       cgi-fcgi is a CGI/1.1 program that communicates with an already-running
       FastCGI application in order to respond to an HTTP  request.   cgi-fcgi
       is also capable of starting a FastCGI application.

       When you invoke cgi-fcgi as

              cgi-fcgi -f cmdPath

       then  cgi-fcgi  opens  the file at cmdPath and reads its arguments from
       that file.  cgi-fcgi will  skip  lines  that  begin  with  the  comment
       character #.  The first non-comment line should contain valid arguments
       in one of the other three forms.

       The -f form of cgi-fcgi is designed  for  Unix  systems  whose  exec(2)
       family  of  system  calls supports the execution of command interpreter
       files.  For instance, if a file with execute  permission  contains  the

              #! /bin/cgi-fcgi -f
              -connect /httpd/root/sock/app /httpd/root/bin/app

       the effect is the same as executing

              /usr/bin/cgi-fcgi          -connect         /httpd/root/sock/app

       When you invoke cgi-fcgi as

              cgi-fcgi -bind -connect connName

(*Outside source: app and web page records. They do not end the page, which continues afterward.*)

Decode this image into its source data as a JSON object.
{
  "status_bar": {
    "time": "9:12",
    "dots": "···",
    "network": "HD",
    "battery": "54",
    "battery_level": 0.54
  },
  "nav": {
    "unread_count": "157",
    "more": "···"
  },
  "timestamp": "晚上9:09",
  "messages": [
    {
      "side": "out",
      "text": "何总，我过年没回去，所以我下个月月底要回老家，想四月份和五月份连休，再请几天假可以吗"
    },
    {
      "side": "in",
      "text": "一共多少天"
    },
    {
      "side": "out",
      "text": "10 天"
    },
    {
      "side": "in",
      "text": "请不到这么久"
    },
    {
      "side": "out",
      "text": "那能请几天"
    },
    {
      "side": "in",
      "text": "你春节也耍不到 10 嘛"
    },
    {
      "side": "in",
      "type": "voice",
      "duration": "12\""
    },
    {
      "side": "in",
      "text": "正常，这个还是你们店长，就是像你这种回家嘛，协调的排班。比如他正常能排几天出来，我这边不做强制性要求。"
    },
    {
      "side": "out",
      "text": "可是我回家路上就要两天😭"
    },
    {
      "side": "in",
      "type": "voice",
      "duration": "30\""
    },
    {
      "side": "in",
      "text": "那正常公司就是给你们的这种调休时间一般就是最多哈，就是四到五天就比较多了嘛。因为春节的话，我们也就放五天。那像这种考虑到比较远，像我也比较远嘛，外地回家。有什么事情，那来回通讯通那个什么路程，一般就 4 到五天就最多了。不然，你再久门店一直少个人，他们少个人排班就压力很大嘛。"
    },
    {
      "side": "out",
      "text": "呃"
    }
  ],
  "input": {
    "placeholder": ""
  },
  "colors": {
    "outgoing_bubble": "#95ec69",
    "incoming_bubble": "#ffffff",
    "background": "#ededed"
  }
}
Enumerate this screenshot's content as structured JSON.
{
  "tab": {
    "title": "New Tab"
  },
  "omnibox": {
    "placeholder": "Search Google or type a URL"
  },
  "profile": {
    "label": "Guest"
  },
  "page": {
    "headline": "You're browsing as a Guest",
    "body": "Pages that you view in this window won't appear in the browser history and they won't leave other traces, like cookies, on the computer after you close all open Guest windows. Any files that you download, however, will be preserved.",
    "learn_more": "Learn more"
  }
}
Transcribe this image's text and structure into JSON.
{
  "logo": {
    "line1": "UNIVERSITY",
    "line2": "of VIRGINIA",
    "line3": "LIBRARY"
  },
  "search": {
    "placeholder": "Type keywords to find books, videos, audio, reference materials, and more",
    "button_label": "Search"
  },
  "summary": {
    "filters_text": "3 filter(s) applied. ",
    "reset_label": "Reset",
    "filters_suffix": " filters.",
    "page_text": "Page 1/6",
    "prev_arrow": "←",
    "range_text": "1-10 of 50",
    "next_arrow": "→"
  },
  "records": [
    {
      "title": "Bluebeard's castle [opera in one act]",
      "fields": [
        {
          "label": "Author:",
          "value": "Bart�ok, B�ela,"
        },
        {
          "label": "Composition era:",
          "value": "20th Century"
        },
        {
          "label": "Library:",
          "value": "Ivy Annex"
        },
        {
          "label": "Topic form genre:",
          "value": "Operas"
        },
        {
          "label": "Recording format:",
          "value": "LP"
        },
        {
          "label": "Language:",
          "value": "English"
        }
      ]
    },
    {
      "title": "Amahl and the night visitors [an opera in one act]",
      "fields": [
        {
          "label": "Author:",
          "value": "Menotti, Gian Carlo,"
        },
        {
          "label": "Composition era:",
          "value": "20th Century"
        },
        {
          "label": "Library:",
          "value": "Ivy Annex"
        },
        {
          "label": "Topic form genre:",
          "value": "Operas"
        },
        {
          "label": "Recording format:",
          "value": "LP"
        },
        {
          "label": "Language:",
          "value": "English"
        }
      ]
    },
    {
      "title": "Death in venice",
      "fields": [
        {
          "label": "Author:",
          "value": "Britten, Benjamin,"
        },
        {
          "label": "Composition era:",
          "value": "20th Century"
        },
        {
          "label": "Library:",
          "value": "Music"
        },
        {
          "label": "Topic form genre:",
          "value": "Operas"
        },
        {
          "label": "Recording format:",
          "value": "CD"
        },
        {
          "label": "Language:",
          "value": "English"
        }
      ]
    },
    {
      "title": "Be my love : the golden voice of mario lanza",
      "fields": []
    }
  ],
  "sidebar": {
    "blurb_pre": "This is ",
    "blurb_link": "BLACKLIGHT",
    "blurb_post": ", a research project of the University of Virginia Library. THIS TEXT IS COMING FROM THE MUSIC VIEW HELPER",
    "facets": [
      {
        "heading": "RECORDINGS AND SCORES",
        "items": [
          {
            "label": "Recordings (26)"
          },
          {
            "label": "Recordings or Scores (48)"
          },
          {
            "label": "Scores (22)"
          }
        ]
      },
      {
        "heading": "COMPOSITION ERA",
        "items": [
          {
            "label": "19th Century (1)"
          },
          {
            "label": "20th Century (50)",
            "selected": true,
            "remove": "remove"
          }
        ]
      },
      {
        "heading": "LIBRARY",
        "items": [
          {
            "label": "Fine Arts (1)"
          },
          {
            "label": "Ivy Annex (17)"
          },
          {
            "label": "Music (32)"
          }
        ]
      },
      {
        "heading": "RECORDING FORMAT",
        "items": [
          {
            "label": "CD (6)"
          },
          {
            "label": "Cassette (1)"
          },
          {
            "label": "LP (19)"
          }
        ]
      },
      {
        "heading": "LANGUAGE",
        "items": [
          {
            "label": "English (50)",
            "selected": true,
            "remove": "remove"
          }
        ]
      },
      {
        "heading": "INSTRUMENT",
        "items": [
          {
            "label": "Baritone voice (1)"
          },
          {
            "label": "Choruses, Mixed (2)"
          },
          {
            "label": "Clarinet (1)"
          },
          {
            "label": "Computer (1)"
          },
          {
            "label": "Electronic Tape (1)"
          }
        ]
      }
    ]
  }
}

       the connName argument  is  either  the  path  name  of  a  Unix  domain
       listening socket or a host:port pair.  If connName contains a colon, it
       is assumed to be  host:port.   cgi-fcgi  performs  a  connect(2)  using
       connName.    If   the  connect  succeeds,  cgi-fcgi  forwards  the  CGI
       environment variables and stdin data to the  FastCGI  application,  and
       forwards  the stdout and stderr data from the application to cgi-fcgi’s
       stdout (most likely connected to  a  Web  server).   When  the  FastCGI
       application  signals  the  end  of  its  response, cgi-fcgi flushes its
       buffers and exits, and the Web server completes the http response.

       When you invoke cgi-fcgi as

              cgi-fcgi -start -connect connName appPath [nServers]

       then cgi-fcgi performs the function of starting  one  or  more  FastCGI
       application processes.  The connName argument specifies either the path
       name of the Unix domain listening socket that cgi-fcgi will create,  or
       is "localhost:NNN" where NNN is the port number of the TCP/IP listening
       socket that cgi-fcgi will create on the local machine.  (cgi-fcgi  will
       not  create  processes on remote machines.)  After cgi-fcgi creates the
       listening socket, it forks nServers copies of  a  process  running  the
       executable  file  appPath.  If nServers is omitted, the effect is as if
       the value "1" had been  specified.   The  processes  share  the  single
       listening socket.

       When you invoke cgi-fcgi as

              cgi-fcgi -connect connName appPath [nServers]

       cgi-fcgi  performs  -bind  and  then,  if necssary, performs -start and
       repeats the -bind.  That is, cgi-fcgi first operates as if the  command
       had been

              cgi-fcgi -bind -connect connName

       If the connect fails, cgi-fcgi tries

              cgi-fcgi -start -connect connName appPath [nServers]

       and finally retries

              cgi-fcgi -bind -connect connName

       In this form, cgi-fcgi does not support TCP/IP connections.


       The usual CGI ones, but they are not interpreted by cgi-fcgi.


        (in Debian, /usr/share/doc/libfcgi?/*)


       cgi-fcgi  doesn’t  generate useful HTTP responses in case of error, and
       it generates no response at all when run as start-fcgi.

       On Digital UNIX 3.0 systems the implementation of Unix  Domain  sockets
       does  not  work  when  such  sockets  are  stored  on NFS file systems.
       Symptom: cgi-fcgi may core dump or may  exit  with  status  38.   Work-
       around:  store  sockets in local file systems (/tmp often works) or use

       On AIX systems the implementation of listening sockets does not support
       socket  sharing,  and  the standard FastCGI application libraries can’t
       synchronize access to AIX listening sockets.   Work-around:  Don’t  use
       the nServers argument on AIX.


       Copyright  (c) 1996 Open Market, Inc.  See the file "LICENSE.TERMS" for
       information on usage  and  redistribution  of  this  file,  and  for  a
       DISCLAIMER  OF  ALL  WARRANTIES.   $Id: cgi-fcgi.1,v 1997/09/16
       15:36:26 stanleyg Exp $

                                  1997-09-17                       cgi-fcgi(1)